Tuesday, November 1, 2016

Into'ing Kubernetes (k8s)

Kubernetes (k8s) is an open source platform for automating container operations such as deployment, scheduling and scalability across a cluster of nodes.  If you are familiar with Docker container technology to deploy your containers, then consider Docker as a low level component used internally by Kubernetes to deploy containers.

 - Managing application containers, using Kubernetes 
 - Manage deploying, scaling, and updating your applications

A Kubernetes cluster consists of two types of resources:
  • Master coordinates the cluster - scheduling applications, maintaining applications' desired state, scaling applications, and rolling out new updates.
  • Nodes are the workers that run applications - Each node has a Kubelet, which is an agent for managing the node and communicating with the Kubernetes master. The node should also have tools for handling container operations, such as Docker or rkt.
Masters manage the cluster and the nodes are used to host the running applications.
When you deploy applications on Kubernetes, you tell the master to start the application containers. The master schedules the containers to run on the cluster's nodes. The nodes communicate with the master using the Kubernetes API, which the master exposes. End users can also use the Kubernetes API directly to interact with the cluster.
A Kubernetes cluster can be deployed on either physical or virtual machines.

Try out kubernetes interactive tutorial :

Thursday, October 27, 2016

Docker to run your applications

Begin with a simple sample;
Sample 1 : Running a PHP application 

Echo “Hello user”;

FROM php:7.0-apache
COPY src/ /var/www/html
├── dockerfile
└── src
    └── index.php

Build: docker build -t myhelloapp .
Run: docker run -v /home/thilini/Desktop/docker/src/:/var/www/html/ myhelloapp
docker run -p 80:80 -v /home/thilini/Desktop/docker/src/:/var/www/html/ myhelloapp

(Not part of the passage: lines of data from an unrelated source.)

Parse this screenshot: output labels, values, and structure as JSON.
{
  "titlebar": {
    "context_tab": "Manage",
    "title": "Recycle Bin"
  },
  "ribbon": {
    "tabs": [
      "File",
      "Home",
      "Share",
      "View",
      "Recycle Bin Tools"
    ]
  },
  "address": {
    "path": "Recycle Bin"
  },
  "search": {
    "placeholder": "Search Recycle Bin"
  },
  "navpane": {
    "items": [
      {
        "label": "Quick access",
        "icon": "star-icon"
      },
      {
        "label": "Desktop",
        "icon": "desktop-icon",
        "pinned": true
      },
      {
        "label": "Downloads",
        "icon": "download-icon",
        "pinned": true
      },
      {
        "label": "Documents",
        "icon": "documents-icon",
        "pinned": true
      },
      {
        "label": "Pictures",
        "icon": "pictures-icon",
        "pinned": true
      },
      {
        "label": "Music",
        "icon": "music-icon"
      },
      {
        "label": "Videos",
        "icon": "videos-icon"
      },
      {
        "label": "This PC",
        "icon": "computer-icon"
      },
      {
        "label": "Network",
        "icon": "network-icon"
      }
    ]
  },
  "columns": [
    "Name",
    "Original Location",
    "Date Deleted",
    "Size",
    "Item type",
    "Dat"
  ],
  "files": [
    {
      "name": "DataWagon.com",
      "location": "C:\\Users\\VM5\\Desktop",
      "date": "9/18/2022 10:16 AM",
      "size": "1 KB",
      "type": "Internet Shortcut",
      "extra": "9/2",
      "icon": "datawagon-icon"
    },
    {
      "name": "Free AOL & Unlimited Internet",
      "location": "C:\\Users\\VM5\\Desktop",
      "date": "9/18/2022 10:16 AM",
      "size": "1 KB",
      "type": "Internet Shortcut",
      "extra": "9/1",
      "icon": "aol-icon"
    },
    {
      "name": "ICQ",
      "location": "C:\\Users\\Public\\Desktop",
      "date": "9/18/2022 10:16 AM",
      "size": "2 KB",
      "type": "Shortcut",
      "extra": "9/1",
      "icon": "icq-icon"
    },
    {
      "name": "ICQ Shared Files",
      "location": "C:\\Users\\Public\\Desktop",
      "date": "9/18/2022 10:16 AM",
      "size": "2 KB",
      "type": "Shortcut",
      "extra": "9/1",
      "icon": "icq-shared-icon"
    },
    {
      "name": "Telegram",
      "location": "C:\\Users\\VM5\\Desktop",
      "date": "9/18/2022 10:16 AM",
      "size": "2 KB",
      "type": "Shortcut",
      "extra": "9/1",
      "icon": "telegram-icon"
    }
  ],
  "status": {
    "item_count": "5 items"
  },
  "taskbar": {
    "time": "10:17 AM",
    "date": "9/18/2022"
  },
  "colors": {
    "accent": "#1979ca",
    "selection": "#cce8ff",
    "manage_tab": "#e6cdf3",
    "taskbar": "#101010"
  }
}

Sample 2 : Running a Java application

docker file
FROM java:7
COPY src/ /usr/src/myapp
WORKDIR /usr/src/myapp
RUN javac HelloWorld.java
CMD ["java", "HelloWorld"]
docker build -t my-java-app .
docker run -it --rm --name my-running-app my-java-app


List containers : docker ps 
Verify the image was built successfully : docker ps -a OR docker ps --all
CONTAINER ID        IMAGE               COMMAND                  CREATED             STATUS      PORTS NAMES

List docker images : docker images 
REPOSITORY          TAG                   IMAGE ID            CREATED             SIZE 

Remove unwanted docker containers : rm {container_ID}

Thursday, June 9, 2016

Adding business rules to your enterprise applications

Business rules help to determine the flow of your processes based on a group of rules you define.

Compared to traditional systems, the addition of business rules to you application has the following advantages.
  • Shortened development time
  • Changes can be made faster, with a lower risk
  • Rules are externalized and easily shareable among multiple applications
  • Lowers the cost for modifying the business logic
  • Increase the Line of Business (LOB) control over implemented decision logic for compliance and business management.
  • Reduce/remove the reliance on IT for changes in the production systems.
  • Improve process efficiency.
Business Rules capabilities in the WSO2 middleware platform brings the agility of business rules to your SOA toolkit. Based on a solid platform for hosting business rules, WSO2 business rules excel at extending the capabilities of your SOA.

It's used to define, deploy, execute, monitor and maintain the variety and complexity of decision logic that is used by operational systems within an enterprise.

SOA is the most prominent architectural pattern used to integrate heterogeneous systems. Therefore if the business decisions written as rules can be exposed as services then business rules can also be integrated to SOA systems.

Tuesday, June 7, 2016

Start a Process Instance using the BPMN REST API

Request endpoint to start a BPMN process instance

Request type: 

Request Body:  

Request body (start by process definition Id):

   "variables": [
        "value":"This is a variable"

Request body (start by process definition key):

   "variables": [
        "value":"This is a variable"

Starting the process instance via an ESB proxy service (with PayloadFactory Mediator)

<?xml version="1.0" encoding="UTF-8"?>

<proxy xmlns="http://ws.apache.org/ns/synapse"
       transports="https http"


//Calling the request endpoint
         <http method="POST"

//PayloadFactory Mediator transforms or replaces the contents of a message. Configuring 
the format of the request/response and mapping it to the arguments provided.

         <payloadFactory media-type="json">
   "variables": [
        "value":"This is a variable"

//Passing basic-auth credentials to invoke the secured service in BPS. Another way is to 
get these information from the secure vault.

         <property name="Authorization"
                   expression="fn:concat('Basic ', base64Encode('admin:admin'))"

         <property name="Content-Type"